So, we need to count Xg for each g. In total, there are 33 number of triangles.
• There are 33 triangles fixed by the identity.
• There are 32 triangles fixed under reflection, and there are 3 reflections
• There are 3 triangles fixed under rotation, and there are 2 rotations.

Thus

$$|X/G|=\frac{1}{6}(3^3+3^2+2.3)$$

Do you mean

$$|X/G|=\frac{1}{6}(3^3+3.3^2+2.3)$$

As there are 3 reflections?

Thanks for this its helped alot :)

Yes, that's what I meant

Found a trickier one =\

We colour the vertices of a regular hexagon with two different colours. We do not distinguish colourings if they can be obtained from each other by rotations or reflections. Use Burnside's Lemma to count the colourings.

So |G|=2^6=64

Any help on how I go about identifying the rotations and reflections? I know that D(6) acts on this so we have 6 rotations and 6 reflections

I think my main issue with these problems is actually defining what is meant by a fixed point in this situation

Cheers

Draw a hexagon. Can you identify all the rotations and reflections in the hexagon? Turning the hexagon clockwise gives you rotations. The reflections can be described by picking two points and use that as reflection axis.

Now, for a certain transformation, a fixed point is simply a vertex that remains in the same spot before and after the transformation...

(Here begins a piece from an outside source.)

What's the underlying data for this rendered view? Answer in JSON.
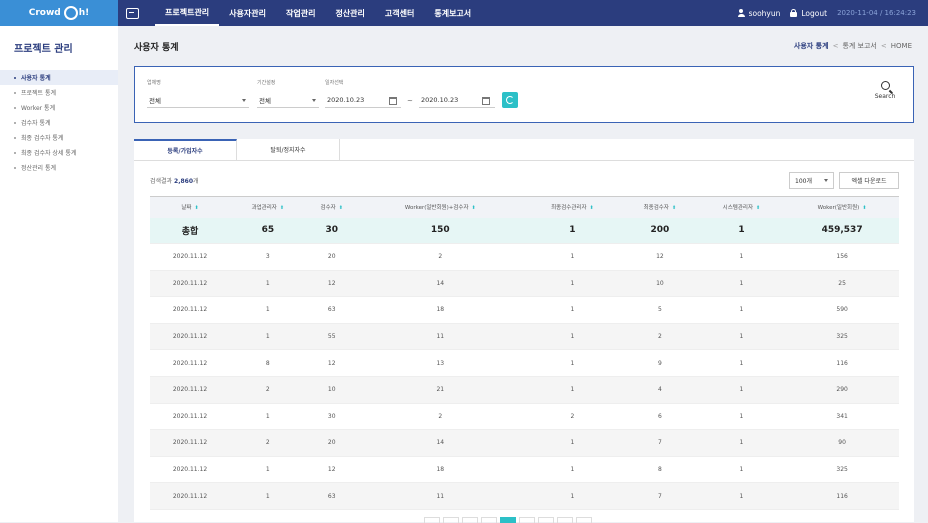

If you really understood the triangle example, then I don't think this should be a problem...